Fans of the show "24," or anyone who has followed the recent controversy surrounding its portrayal of torture, may have been understandably surprised by a mid-summer announcement by Fox network executives: The series—whose co-creator and executive producer, Joel Surnow, is a Rick Santorum- supporting, friend-of-Ann-Coulter sort of conservative, and whose hero, Jack Bauer, knows his way around a waterboard—was going green. In fact, it would be the first TV series ever to do so.


At Home and Abroad
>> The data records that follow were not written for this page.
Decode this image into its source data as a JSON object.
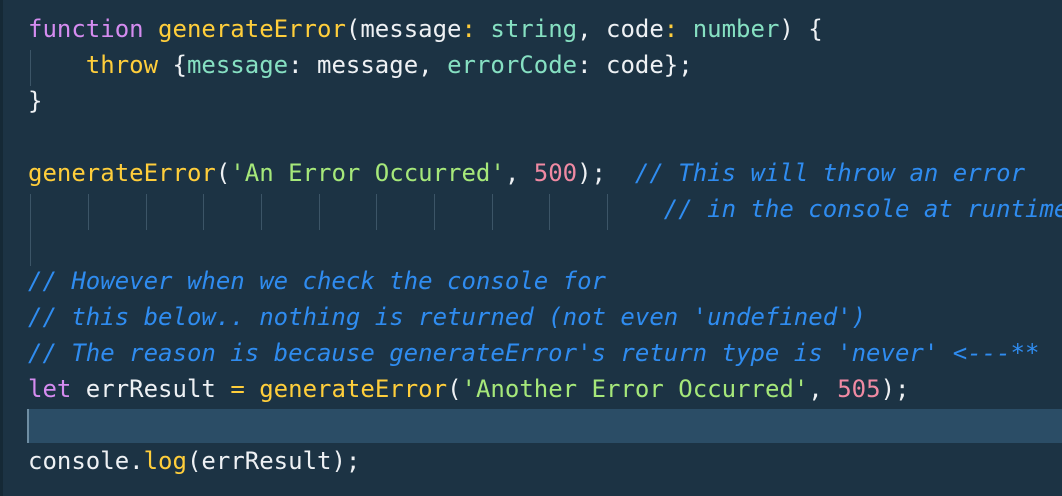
{
  "colors": {
    "background": "#1c3344",
    "keyword": "#d58cf0",
    "function": "#ffce3b",
    "type": "#86e0c2",
    "string": "#a6e87a",
    "number": "#f08aa3",
    "comment": "#2f8cf0",
    "plain": "#eef1f4",
    "current_line": "#2b4d66"
  },
  "lines": [
    [
      {
        "t": "function",
        "c": "kw"
      },
      {
        "t": " ",
        "c": "pl"
      },
      {
        "t": "generateError",
        "c": "fn"
      },
      {
        "t": "(message",
        "c": "pl"
      },
      {
        "t": ":",
        "c": "op"
      },
      {
        "t": " ",
        "c": "pl"
      },
      {
        "t": "string",
        "c": "ty"
      },
      {
        "t": ", code",
        "c": "pl"
      },
      {
        "t": ":",
        "c": "op"
      },
      {
        "t": " ",
        "c": "pl"
      },
      {
        "t": "number",
        "c": "ty"
      },
      {
        "t": ") {",
        "c": "pl"
      }
    ],
    [
      {
        "t": "    ",
        "c": "pl"
      },
      {
        "t": "throw",
        "c": "fn"
      },
      {
        "t": " {",
        "c": "pl"
      },
      {
        "t": "message",
        "c": "ty"
      },
      {
        "t": ": message, ",
        "c": "pl"
      },
      {
        "t": "errorCode",
        "c": "ty"
      },
      {
        "t": ": code};",
        "c": "pl"
      }
    ],
    [
      {
        "t": "}",
        "c": "pl"
      }
    ],
    [],
    [
      {
        "t": "generateError",
        "c": "fn"
      },
      {
        "t": "(",
        "c": "pl"
      },
      {
        "t": "'An Error Occurred'",
        "c": "str"
      },
      {
        "t": ", ",
        "c": "pl"
      },
      {
        "t": "500",
        "c": "num"
      },
      {
        "t": ");  ",
        "c": "pl"
      },
      {
        "t": "// This will throw an error",
        "c": "cm"
      }
    ],
    [
      {
        "t": "                                            ",
        "c": "pl"
      },
      {
        "t": "// in the console at runtime",
        "c": "cm"
      }
    ],
    [],
    [
      {
        "t": "// However when we check the console for",
        "c": "cm"
      }
    ],
    [
      {
        "t": "// this below.. nothing is returned (not even 'undefined')",
        "c": "cm"
      }
    ],
    [
      {
        "t": "// The reason is because generateError's return type is 'never' <---**",
        "c": "cm"
      }
    ],
    [
      {
        "t": "let",
        "c": "kw"
      },
      {
        "t": " errResult ",
        "c": "pl"
      },
      {
        "t": "=",
        "c": "op"
      },
      {
        "t": " ",
        "c": "pl"
      },
      {
        "t": "generateError",
        "c": "fn"
      },
      {
        "t": "(",
        "c": "pl"
      },
      {
        "t": "'Another Error Occurred'",
        "c": "str"
      },
      {
        "t": ", ",
        "c": "pl"
      },
      {
        "t": "505",
        "c": "num"
      },
      {
        "t": ");",
        "c": "pl"
      }
    ],
    [],
    [
      {
        "t": "console",
        "c": "pl"
      },
      {
        "t": ".",
        "c": "pl"
      },
      {
        "t": "log",
        "c": "fn"
      },
      {
        "t": "(errResult);",
        "c": "pl"
      }
    ]
  ]
}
The SavagesFox Searchlight4 Months, 3 Weeks and 2 DaysIFCBeaufortKinoThe first virtue of The Savages is its daring. Daring, in this case, doesn't mean sensationalism: quite the reverse. The Savages dwells on the far side of the spectrum from sensation, past the middle ground of customary drama, in a mode that dares to be undramatic. Steadfastly, empathically, its method is to take us into several lives for a while, then to let us leave enriched. This method, we don't always remember, is a venerable one in film-making (think of Yasujiro Ozu), and The Savages does it honor.


Camera Exposures

Look Liberated Artists Protagonist IFC Billy the Kid Elephant Eye By now it is so common that we almost miss it when it isn't there. When television reports a robbery or a street fight, we wait for the surveillance-camera footage that will intensify the report. We now take it nearly for granted that the world is no longer watched by Big Brother but by Small Camera.


Law and Disorder

American Gangster UniversalBefore the Devil Knows You're DeadThinkFilmIn its way, American Gangster pulls its audience up on to the screen along with its characters. This violent picture would never have been made unless the makers thought the audience wanted to be in it. Audiences have always been thrilled by vicarious lives of crime for a couple of hours--those swaggering thugs done by James Cagney and Edward G. Robinson!--but we had an escape hatch for our errant morality: the gangster always crashed at the end, and we could slide back into our orderly, lawnmowing lives.